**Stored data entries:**
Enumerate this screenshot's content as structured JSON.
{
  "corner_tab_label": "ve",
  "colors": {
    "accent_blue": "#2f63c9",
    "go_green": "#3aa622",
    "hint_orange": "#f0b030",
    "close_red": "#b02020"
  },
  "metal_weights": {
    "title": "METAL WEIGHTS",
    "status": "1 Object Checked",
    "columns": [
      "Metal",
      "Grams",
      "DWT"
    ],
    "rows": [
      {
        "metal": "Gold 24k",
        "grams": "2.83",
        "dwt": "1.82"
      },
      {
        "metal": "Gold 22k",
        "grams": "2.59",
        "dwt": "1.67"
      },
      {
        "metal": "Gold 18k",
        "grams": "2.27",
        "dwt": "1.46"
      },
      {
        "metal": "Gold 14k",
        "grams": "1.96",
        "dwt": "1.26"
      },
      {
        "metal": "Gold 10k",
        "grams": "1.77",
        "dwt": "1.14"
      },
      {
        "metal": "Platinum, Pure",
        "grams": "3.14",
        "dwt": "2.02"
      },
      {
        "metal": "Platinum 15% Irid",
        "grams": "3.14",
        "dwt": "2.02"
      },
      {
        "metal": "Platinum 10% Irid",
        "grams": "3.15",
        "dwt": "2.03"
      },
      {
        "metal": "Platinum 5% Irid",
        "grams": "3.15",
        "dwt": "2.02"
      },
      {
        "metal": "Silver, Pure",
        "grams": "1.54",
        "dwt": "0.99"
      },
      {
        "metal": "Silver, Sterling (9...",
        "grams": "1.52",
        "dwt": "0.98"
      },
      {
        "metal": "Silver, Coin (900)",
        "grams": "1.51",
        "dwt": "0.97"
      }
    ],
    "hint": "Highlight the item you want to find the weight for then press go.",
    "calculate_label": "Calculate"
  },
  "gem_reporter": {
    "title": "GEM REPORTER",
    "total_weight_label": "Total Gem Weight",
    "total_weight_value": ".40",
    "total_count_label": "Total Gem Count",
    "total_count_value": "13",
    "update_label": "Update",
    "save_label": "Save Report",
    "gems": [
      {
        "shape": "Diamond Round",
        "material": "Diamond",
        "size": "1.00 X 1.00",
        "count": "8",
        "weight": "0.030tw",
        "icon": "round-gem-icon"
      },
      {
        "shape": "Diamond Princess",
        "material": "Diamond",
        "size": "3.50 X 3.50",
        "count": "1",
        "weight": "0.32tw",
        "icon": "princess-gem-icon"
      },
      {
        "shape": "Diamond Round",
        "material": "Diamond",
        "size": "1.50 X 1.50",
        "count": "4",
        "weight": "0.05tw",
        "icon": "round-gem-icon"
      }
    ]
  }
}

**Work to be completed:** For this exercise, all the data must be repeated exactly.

**Answer section:**
Enumerate this screenshot's content as structured JSON.
{
  "corner_tab_label": "ve",
  "colors": {
    "accent_blue": "#2f63c9",
    "go_green": "#3aa622",
    "hint_orange": "#f0b030",
    "close_red": "#b02020"
  },
  "metal_weights": {
    "title": "METAL WEIGHTS",
    "status": "1 Object Checked",
    "columns": [
      "Metal",
      "Grams",
      "DWT"
    ],
    "rows": [
      {
        "metal": "Gold 24k",
        "grams": "2.83",
        "dwt": "1.82"
      },
      {
        "metal": "Gold 22k",
        "grams": "2.59",
        "dwt": "1.67"
      },
      {
        "metal": "Gold 18k",
        "grams": "2.27",
        "dwt": "1.46"
      },
      {
        "metal": "Gold 14k",
        "grams": "1.96",
        "dwt": "1.26"
      },
      {
        "metal": "Gold 10k",
        "grams": "1.77",
        "dwt": "1.14"
      },
      {
        "metal": "Platinum, Pure",
        "grams": "3.14",
        "dwt": "2.02"
      },
      {
        "metal": "Platinum 15% Irid",
        "grams": "3.14",
        "dwt": "2.02"
      },
      {
        "metal": "Platinum 10% Irid",
        "grams": "3.15",
        "dwt": "2.03"
      },
      {
        "metal": "Platinum 5% Irid",
        "grams": "3.15",
        "dwt": "2.02"
      },
      {
        "metal": "Silver, Pure",
        "grams": "1.54",
        "dwt": "0.99"
      },
      {
        "metal": "Silver, Sterling (9...",
        "grams": "1.52",
        "dwt": "0.98"
      },
      {
        "metal": "Silver, Coin (900)",
        "grams": "1.51",
        "dwt": "0.97"
      }
    ],
    "hint": "Highlight the item you want to find the weight for then press go.",
    "calculate_label": "Calculate"
  },
  "gem_reporter": {
    "title": "GEM REPORTER",
    "total_weight_label": "Total Gem Weight",
    "total_weight_value": ".40",
    "total_count_label": "Total Gem Count",
    "total_count_value": "13",
    "update_label": "Update",
    "save_label": "Save Report",
    "gems": [
      {
        "shape": "Diamond Round",
        "material": "Diamond",
        "size": "1.00 X 1.00",
        "count": "8",
        "weight": "0.030tw",
        "icon": "round-gem-icon"
      },
      {
        "shape": "Diamond Princess",
        "material": "Diamond",
        "size": "3.50 X 3.50",
        "count": "1",
        "weight": "0.32tw",
        "icon": "princess-gem-icon"
      },
      {
        "shape": "Diamond Round",
        "material": "Diamond",
        "size": "1.50 X 1.50",
        "count": "4",
        "weight": "0.05tw",
        "icon": "round-gem-icon"
      }
    ]
  }
}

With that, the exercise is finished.